Connecting With Communities
Currently, our efforts have centered on the rebuilding efforts and culinary renaissance of New Orleans, LA and the Mississippi Gulf Coast. Since March 2007, Culinary Corps has executed six, week-long service trips to New Orleans and the Gulf Coast, connecting over 75 chefs with an intense portfolio of projects including farmers markets, edible schoolyards and emergency feeding centers.
The chefs who have joined Culinary Corps thus far have created over 6,000 meals for the residents of the communities served; mentored 400 local students on the importance of eating healthy, well-sourced food; launched the First Annual Ocean Springs Fresh Food Festival; designed and spearheaded the after-school cooking club “Grow.Cook.Dine” for the Ocean Springs School District; and taught AmeriCorps members how to cook for Habitat for Humanity volunteers.
Puerto Rico Itinerary
"Having seen the impact Culinary Corps and other volunteer efforts had in New Orleans, I am more than elated to work in the Puerto Rican community. We share a lot in common with the people of New Orleans in our spirit, culture and food ways. I think perhaps because we are an island, hospitality has always been an important way of connecting to the world outside. And we do this through our traditions at the table. We live by the motto, “donde comen dos, comen tres” - - 'where two can eat, a third can eat.'
"Our community might not be in an immediate state of emergency like New Orleans post-Katrina, but there are eminent social threats that we face on a daily basis that may negatively alter the course of our future. Easing those problems by bringing people together around a communal table helps to nourish both the community and the volunteers. Ultimately, Culinary Corps will use their skills in the kitchen as a tool for change." (Viviana Acosta-Padial, San Jaun, Puerto Rico)
Tentative Service Projects

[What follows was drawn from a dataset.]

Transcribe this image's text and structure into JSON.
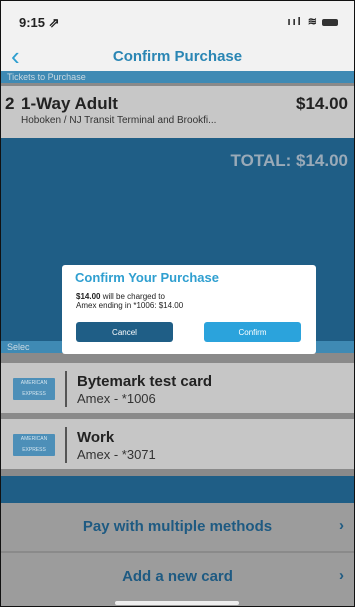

• Habitat for Humanity PR: Catering major fundraising event for the fledgling organization complete with interactive cooking demonstrations to entertain the crowd.
• Bill’s Kitchen: Re-designing healthy menu items for HIV clinic kitchen and hands-on cooking class for resident with HIV/AIDS.
• Sapientis: Cooking and nutrition enrichment activity for at-risk youth.
• Hogar Ruth: Work with the leadership and residents of this women and children’s shelter to create a cookbook of family recipes for their fundraising efforts. Activities will include recipe capture, testing and serving a sit-down dinner
for all the residents.
• Iniciativa Comunitaria: Work with at-risk teens to create a meal for HIV/AIDS patients for distribution throughout San Juan. Meals will be delivered by chefs in a mobile “kitchen bus” in the evening.
• VIDAS: Working as kitchen mentors to underprivileged youth in San Juan.
Tentative Culinary Education Events
• Farm Tour (Hydroponic Lettuce Operation “Arbola”) and Traditional Lunch in Cayey
• Cooking Demonstration by “TOP CHEF MASTER” Chef Wilo Benet and dinner at Varita
• Tour of Central Market in San Juan (Plaza del Mercado de Santurce y Rio Piedras) with Slow Food Puerto Rico.
• Guavate Roast Pig Route Road Trip
• Day Trip to Explore the Flavors of Piñones and Loiza
[Return To The Top]